organization
publishing date
type
Contribution to journal
publication status
published
subject
keywords
foraging habitat, banana bats, echolocation, forest, Neoromicia, trails
in
African Journal of Ecology
volume
48
issue
4
pages
1083 - 1091
publisher
Wiley-Blackwell
external identifiers
  • wos:000284118400028
  • scopus:78349269141
ISSN
1365-2028
DOI
10.1111/j.1365-2028.2010.01219.x
language
English
LU publication?
yes
id
73e9aa1c-2264-4a46-8800-9c6929d4be8a (old id 1751996)
date added to LUP
2010-12-29 14:40:29
date last changed
2018-05-29 11:31:47

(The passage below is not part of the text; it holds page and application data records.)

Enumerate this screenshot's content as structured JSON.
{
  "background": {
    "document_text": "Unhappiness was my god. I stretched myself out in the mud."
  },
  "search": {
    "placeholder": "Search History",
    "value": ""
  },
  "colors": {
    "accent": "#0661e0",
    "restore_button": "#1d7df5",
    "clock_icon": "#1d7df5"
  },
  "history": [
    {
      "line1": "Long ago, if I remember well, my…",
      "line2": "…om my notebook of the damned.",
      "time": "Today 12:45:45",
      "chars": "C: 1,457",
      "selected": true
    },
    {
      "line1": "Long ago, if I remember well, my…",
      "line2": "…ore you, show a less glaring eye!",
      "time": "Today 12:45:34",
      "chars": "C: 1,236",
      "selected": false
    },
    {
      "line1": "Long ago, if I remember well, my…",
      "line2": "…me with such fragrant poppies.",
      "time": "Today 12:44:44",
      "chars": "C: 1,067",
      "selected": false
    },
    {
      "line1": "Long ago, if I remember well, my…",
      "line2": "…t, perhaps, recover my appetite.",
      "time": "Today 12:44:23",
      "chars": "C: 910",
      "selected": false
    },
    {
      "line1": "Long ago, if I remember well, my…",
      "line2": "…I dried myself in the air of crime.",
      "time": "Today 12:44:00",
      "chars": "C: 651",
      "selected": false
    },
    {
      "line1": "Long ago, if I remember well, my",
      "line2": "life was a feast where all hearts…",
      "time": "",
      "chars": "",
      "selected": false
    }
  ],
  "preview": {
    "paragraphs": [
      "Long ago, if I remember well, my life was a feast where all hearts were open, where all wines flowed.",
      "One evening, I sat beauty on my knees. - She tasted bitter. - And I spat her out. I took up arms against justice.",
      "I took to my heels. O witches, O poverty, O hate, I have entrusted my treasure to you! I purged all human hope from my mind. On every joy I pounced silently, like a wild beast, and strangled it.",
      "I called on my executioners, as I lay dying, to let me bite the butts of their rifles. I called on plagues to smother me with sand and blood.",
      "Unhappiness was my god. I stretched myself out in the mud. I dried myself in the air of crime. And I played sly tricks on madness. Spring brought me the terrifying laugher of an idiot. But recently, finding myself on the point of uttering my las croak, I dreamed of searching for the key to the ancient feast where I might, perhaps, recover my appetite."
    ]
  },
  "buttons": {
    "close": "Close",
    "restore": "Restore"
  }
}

@article{73e9aa1c-2264-4a46-8800-9c6929d4be8a,
  abstract     = {Logging activities and the associated creation of roads and tracks can disturb and fragment forests, which may lead to a loss of forest-dependent species and possibly favour nonforest generalists and edge species. The effects of such disturbance are poorly known for African insectivorous bats. We studied the activity patterns of insectivorous bats in a tropical African forest at Kibale National Park, Uganda, using an Anabat bat detector. The echolocation calls of the vespertilionid bat Neoromicia nana were the most frequently detected. This species was most active in the first 5 h after sunset with activity declining rapidly after midnight until sampling finished at 01:00 h. There was no difference in activity of N. nana levels between logged or undisturbed forest; however, this species exhibited higher levels of activity along the wide tracks running through the two forests than either 30 m off these tracks or along the narrow forest trails. The wing morphology and echolocation call of N. nana may be constraining it to flying in uncluttered space on the edge of the forest, penetrating mostly along wider tracks and roads. Further research (in particular radio-telemetry) is required to test and validate these data.Resume},
  author       = {Monadjem, Ara and Ellström, Magnus and Maldonaldo, Cristina and Fasel, Nicolas},
  issn         = {1365-2028},
  keyword      = {foraging habitat,banana bats,echolocation,forest,Neoromicia,trails},
  language     = {eng},
  number       = {4},
  pages        = {1083--1091},
  publisher    = {Wiley-Blackwell},
  series       = {African Journal of Ecology},
  title        = {The activity of an insectivorous bat Neoromicia nana on tracks in logged and unlogged forest in tropical Africa},
  url          = {http://dx.doi.org/10.1111/j.1365-2028.2010.01219.x},
  volume       = {48},
  year         = {2010},
}